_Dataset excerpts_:
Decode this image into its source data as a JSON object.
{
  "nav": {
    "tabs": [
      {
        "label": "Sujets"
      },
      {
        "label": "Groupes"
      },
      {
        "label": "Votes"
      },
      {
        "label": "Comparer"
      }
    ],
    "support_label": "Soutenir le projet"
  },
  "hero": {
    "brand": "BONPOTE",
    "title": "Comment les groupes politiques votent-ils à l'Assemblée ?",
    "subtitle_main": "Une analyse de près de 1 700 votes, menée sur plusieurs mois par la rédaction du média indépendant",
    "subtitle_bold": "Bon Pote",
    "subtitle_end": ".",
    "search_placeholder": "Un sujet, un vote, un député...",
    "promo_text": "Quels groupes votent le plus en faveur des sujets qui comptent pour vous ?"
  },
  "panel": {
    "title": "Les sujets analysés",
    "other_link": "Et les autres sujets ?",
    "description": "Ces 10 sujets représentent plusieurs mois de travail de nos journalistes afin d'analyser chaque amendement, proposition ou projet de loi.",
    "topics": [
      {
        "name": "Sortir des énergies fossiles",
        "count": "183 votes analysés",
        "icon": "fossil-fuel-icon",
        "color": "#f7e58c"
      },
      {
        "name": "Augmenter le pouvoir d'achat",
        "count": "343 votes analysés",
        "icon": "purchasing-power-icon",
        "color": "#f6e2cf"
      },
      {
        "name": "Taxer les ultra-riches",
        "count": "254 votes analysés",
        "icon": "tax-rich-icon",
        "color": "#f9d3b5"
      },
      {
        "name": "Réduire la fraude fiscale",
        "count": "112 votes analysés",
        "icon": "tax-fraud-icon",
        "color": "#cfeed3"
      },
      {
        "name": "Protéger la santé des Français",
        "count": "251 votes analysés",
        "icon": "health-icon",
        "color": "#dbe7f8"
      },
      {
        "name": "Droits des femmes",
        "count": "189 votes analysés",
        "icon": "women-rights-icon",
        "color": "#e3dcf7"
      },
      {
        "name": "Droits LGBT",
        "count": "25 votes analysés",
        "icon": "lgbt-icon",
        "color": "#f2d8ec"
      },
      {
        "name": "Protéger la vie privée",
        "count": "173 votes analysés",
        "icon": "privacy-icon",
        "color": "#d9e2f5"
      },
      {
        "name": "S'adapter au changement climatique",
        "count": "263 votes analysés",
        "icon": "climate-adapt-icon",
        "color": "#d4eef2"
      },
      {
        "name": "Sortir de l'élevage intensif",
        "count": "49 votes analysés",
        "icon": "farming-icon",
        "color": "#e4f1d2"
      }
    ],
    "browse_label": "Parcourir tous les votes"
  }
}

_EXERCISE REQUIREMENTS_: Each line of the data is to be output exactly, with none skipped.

_ANSWER TO THIS EXERCISE_:
Decode this image into its source data as a JSON object.
{
  "nav": {
    "tabs": [
      {
        "label": "Sujets"
      },
      {
        "label": "Groupes"
      },
      {
        "label": "Votes"
      },
      {
        "label": "Comparer"
      }
    ],
    "support_label": "Soutenir le projet"
  },
  "hero": {
    "brand": "BONPOTE",
    "title": "Comment les groupes politiques votent-ils à l'Assemblée ?",
    "subtitle_main": "Une analyse de près de 1 700 votes, menée sur plusieurs mois par la rédaction du média indépendant",
    "subtitle_bold": "Bon Pote",
    "subtitle_end": ".",
    "search_placeholder": "Un sujet, un vote, un député...",
    "promo_text": "Quels groupes votent le plus en faveur des sujets qui comptent pour vous ?"
  },
  "panel": {
    "title": "Les sujets analysés",
    "other_link": "Et les autres sujets ?",
    "description": "Ces 10 sujets représentent plusieurs mois de travail de nos journalistes afin d'analyser chaque amendement, proposition ou projet de loi.",
    "topics": [
      {
        "name": "Sortir des énergies fossiles",
        "count": "183 votes analysés",
        "icon": "fossil-fuel-icon",
        "color": "#f7e58c"
      },
      {
        "name": "Augmenter le pouvoir d'achat",
        "count": "343 votes analysés",
        "icon": "purchasing-power-icon",
        "color": "#f6e2cf"
      },
      {
        "name": "Taxer les ultra-riches",
        "count": "254 votes analysés",
        "icon": "tax-rich-icon",
        "color": "#f9d3b5"
      },
      {
        "name": "Réduire la fraude fiscale",
        "count": "112 votes analysés",
        "icon": "tax-fraud-icon",
        "color": "#cfeed3"
      },
      {
        "name": "Protéger la santé des Français",
        "count": "251 votes analysés",
        "icon": "health-icon",
        "color": "#dbe7f8"
      },
      {
        "name": "Droits des femmes",
        "count": "189 votes analysés",
        "icon": "women-rights-icon",
        "color": "#e3dcf7"
      },
      {
        "name": "Droits LGBT",
        "count": "25 votes analysés",
        "icon": "lgbt-icon",
        "color": "#f2d8ec"
      },
      {
        "name": "Protéger la vie privée",
        "count": "173 votes analysés",
        "icon": "privacy-icon",
        "color": "#d9e2f5"
      },
      {
        "name": "S'adapter au changement climatique",
        "count": "263 votes analysés",
        "icon": "climate-adapt-icon",
        "color": "#d4eef2"
      },
      {
        "name": "Sortir de l'élevage intensif",
        "count": "49 votes analysés",
        "icon": "farming-icon",
        "color": "#e4f1d2"
      }
    ],
    "browse_label": "Parcourir tous les votes"
  }
}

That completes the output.